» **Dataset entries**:
____

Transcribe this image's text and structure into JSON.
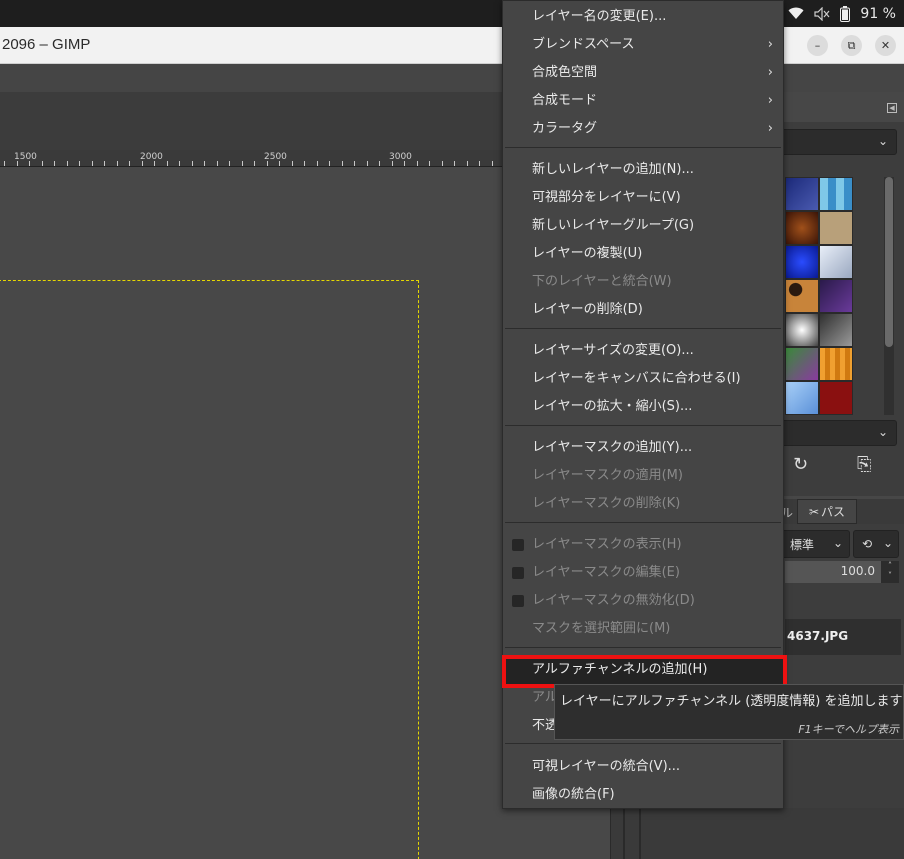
{
  "system": {
    "battery": "91 %"
  },
  "window": {
    "title": "2096 – GIMP"
  },
  "ruler": {
    "labels": [
      "1500",
      "2000",
      "2500",
      "3000"
    ]
  },
  "dock": {
    "mode_label": "標準",
    "opacity": "100.0",
    "tab_label": "パス",
    "tab_partial": "ル",
    "layer_name": "4637.JPG"
  },
  "menu": {
    "items": [
      {
        "label": "レイヤー名の変更(E)...",
        "enabled": true
      },
      {
        "label": "ブレンドスペース",
        "enabled": true,
        "submenu": true
      },
      {
        "label": "合成色空間",
        "enabled": true,
        "submenu": true
      },
      {
        "label": "合成モード",
        "enabled": true,
        "submenu": true
      },
      {
        "label": "カラータグ",
        "enabled": true,
        "submenu": true
      },
      {
        "label": "新しいレイヤーの追加(N)...",
        "enabled": true
      },
      {
        "label": "可視部分をレイヤーに(V)",
        "enabled": true
      },
      {
        "label": "新しいレイヤーグループ(G)",
        "enabled": true
      },
      {
        "label": "レイヤーの複製(U)",
        "enabled": true
      },
      {
        "label": "下のレイヤーと統合(W)",
        "enabled": false
      },
      {
        "label": "レイヤーの削除(D)",
        "enabled": true
      },
      {
        "label": "レイヤーサイズの変更(O)...",
        "enabled": true
      },
      {
        "label": "レイヤーをキャンバスに合わせる(I)",
        "enabled": true
      },
      {
        "label": "レイヤーの拡大・縮小(S)...",
        "enabled": true
      },
      {
        "label": "レイヤーマスクの追加(Y)...",
        "enabled": true
      },
      {
        "label": "レイヤーマスクの適用(M)",
        "enabled": false
      },
      {
        "label": "レイヤーマスクの削除(K)",
        "enabled": false
      },
      {
        "label": "レイヤーマスクの表示(H)",
        "enabled": false,
        "checkbox": true
      },
      {
        "label": "レイヤーマスクの編集(E)",
        "enabled": false,
        "checkbox": true
      },
      {
        "label": "レイヤーマスクの無効化(D)",
        "enabled": false,
        "checkbox": true
      },
      {
        "label": "マスクを選択範囲に(M)",
        "enabled": false
      },
      {
        "label": "アルファチャンネルの追加(H)",
        "enabled": true,
        "highlighted": true
      },
      {
        "label": "アルファ",
        "enabled": false
      },
      {
        "label": "不透明部分を選択範囲に(P)",
        "enabled": true
      },
      {
        "label": "可視レイヤーの統合(V)...",
        "enabled": true
      },
      {
        "label": "画像の統合(F)",
        "enabled": true
      }
    ]
  },
  "tooltip": {
    "text": "レイヤーにアルファチャンネル (透明度情報) を追加します",
    "help": "F1キーでヘルプ表示"
  },
  "colors": {
    "highlight_border": "#ee1111",
    "selection_dash": "#e6d700"
  }
}
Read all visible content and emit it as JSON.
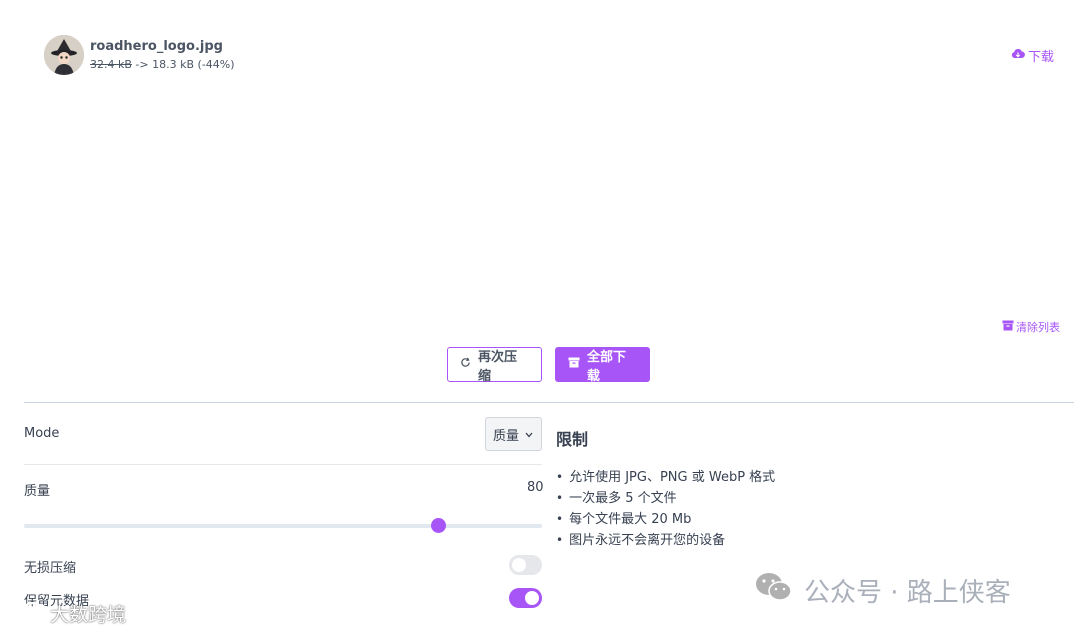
{
  "file": {
    "name": "roadhero_logo.jpg",
    "old_size": "32.4 kB",
    "new_size": "-> 18.3 kB (-44%)",
    "download_label": "下载"
  },
  "clear_label": "清除列表",
  "buttons": {
    "recompress": "再次压缩",
    "download_all": "全部下载"
  },
  "settings": {
    "mode_label": "Mode",
    "mode_value": "质量",
    "quality_label": "质量",
    "quality_value": "80",
    "quality_slider": {
      "min": 0,
      "max": 100,
      "value": 80
    },
    "lossless_label": "无损压缩",
    "lossless_on": false,
    "keep_meta_label": "保留元数据",
    "keep_meta_on": true
  },
  "limits": {
    "title": "限制",
    "items": [
      "允许使用 JPG、PNG 或 WebP 格式",
      "一次最多 5 个文件",
      "每个文件最大 20 Mb",
      "图片永远不会离开您的设备"
    ]
  },
  "watermark": {
    "right_text": "公众号 · 路上侠客",
    "left_text": "大数跨境"
  },
  "colors": {
    "accent": "#a855f7",
    "text": "#374151"
  }
}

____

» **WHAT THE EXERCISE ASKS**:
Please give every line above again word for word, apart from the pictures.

» **WORKED SOLUTION**:
Transcribe this image's text and structure into JSON.
{
  "system": {
    "battery": "91 %"
  },
  "window": {
    "title": "2096 – GIMP"
  },
  "ruler": {
    "labels": [
      "1500",
      "2000",
      "2500",
      "3000"
    ]
  },
  "dock": {
    "mode_label": "標準",
    "opacity": "100.0",
    "tab_label": "パス",
    "tab_partial": "ル",
    "layer_name": "4637.JPG"
  },
  "menu": {
    "items": [
      {
        "label": "レイヤー名の変更(E)...",
        "enabled": true
      },
      {
        "label": "ブレンドスペース",
        "enabled": true,
        "submenu": true
      },
      {
        "label": "合成色空間",
        "enabled": true,
        "submenu": true
      },
      {
        "label": "合成モード",
        "enabled": true,
        "submenu": true
      },
      {
        "label": "カラータグ",
        "enabled": true,
        "submenu": true
      },
      {
        "label": "新しいレイヤーの追加(N)...",
        "enabled": true
      },
      {
        "label": "可視部分をレイヤーに(V)",
        "enabled": true
      },
      {
        "label": "新しいレイヤーグループ(G)",
        "enabled": true
      },
      {
        "label": "レイヤーの複製(U)",
        "enabled": true
      },
      {
        "label": "下のレイヤーと統合(W)",
        "enabled": false
      },
      {
        "label": "レイヤーの削除(D)",
        "enabled": true
      },
      {
        "label": "レイヤーサイズの変更(O)...",
        "enabled": true
      },
      {
        "label": "レイヤーをキャンバスに合わせる(I)",
        "enabled": true
      },
      {
        "label": "レイヤーの拡大・縮小(S)...",
        "enabled": true
      },
      {
        "label": "レイヤーマスクの追加(Y)...",
        "enabled": true
      },
      {
        "label": "レイヤーマスクの適用(M)",
        "enabled": false
      },
      {
        "label": "レイヤーマスクの削除(K)",
        "enabled": false
      },
      {
        "label": "レイヤーマスクの表示(H)",
        "enabled": false,
        "checkbox": true
      },
      {
        "label": "レイヤーマスクの編集(E)",
        "enabled": false,
        "checkbox": true
      },
      {
        "label": "レイヤーマスクの無効化(D)",
        "enabled": false,
        "checkbox": true
      },
      {
        "label": "マスクを選択範囲に(M)",
        "enabled": false
      },
      {
        "label": "アルファチャンネルの追加(H)",
        "enabled": true,
        "highlighted": true
      },
      {
        "label": "アルファ",
        "enabled": false
      },
      {
        "label": "不透明部分を選択範囲に(P)",
        "enabled": true
      },
      {
        "label": "可視レイヤーの統合(V)...",
        "enabled": true
      },
      {
        "label": "画像の統合(F)",
        "enabled": true
      }
    ]
  },
  "tooltip": {
    "text": "レイヤーにアルファチャンネル (透明度情報) を追加します",
    "help": "F1キーでヘルプ表示"
  },
  "colors": {
    "highlight_border": "#ee1111",
    "selection_dash": "#e6d700"
  }
}
Read all visible content and emit it as JSON.
{
  "file": {
    "name": "roadhero_logo.jpg",
    "old_size": "32.4 kB",
    "new_size": "-> 18.3 kB (-44%)",
    "download_label": "下载"
  },
  "clear_label": "清除列表",
  "buttons": {
    "recompress": "再次压缩",
    "download_all": "全部下载"
  },
  "settings": {
    "mode_label": "Mode",
    "mode_value": "质量",
    "quality_label": "质量",
    "quality_value": "80",
    "quality_slider": {
      "min": 0,
      "max": 100,
      "value": 80
    },
    "lossless_label": "无损压缩",
    "lossless_on": false,
    "keep_meta_label": "保留元数据",
    "keep_meta_on": true
  },
  "limits": {
    "title": "限制",
    "items": [
      "允许使用 JPG、PNG 或 WebP 格式",
      "一次最多 5 个文件",
      "每个文件最大 20 Mb",
      "图片永远不会离开您的设备"
    ]
  },
  "watermark": {
    "right_text": "公众号 · 路上侠客",
    "left_text": "大数跨境"
  },
  "colors": {
    "accent": "#a855f7",
    "text": "#374151"
  }
}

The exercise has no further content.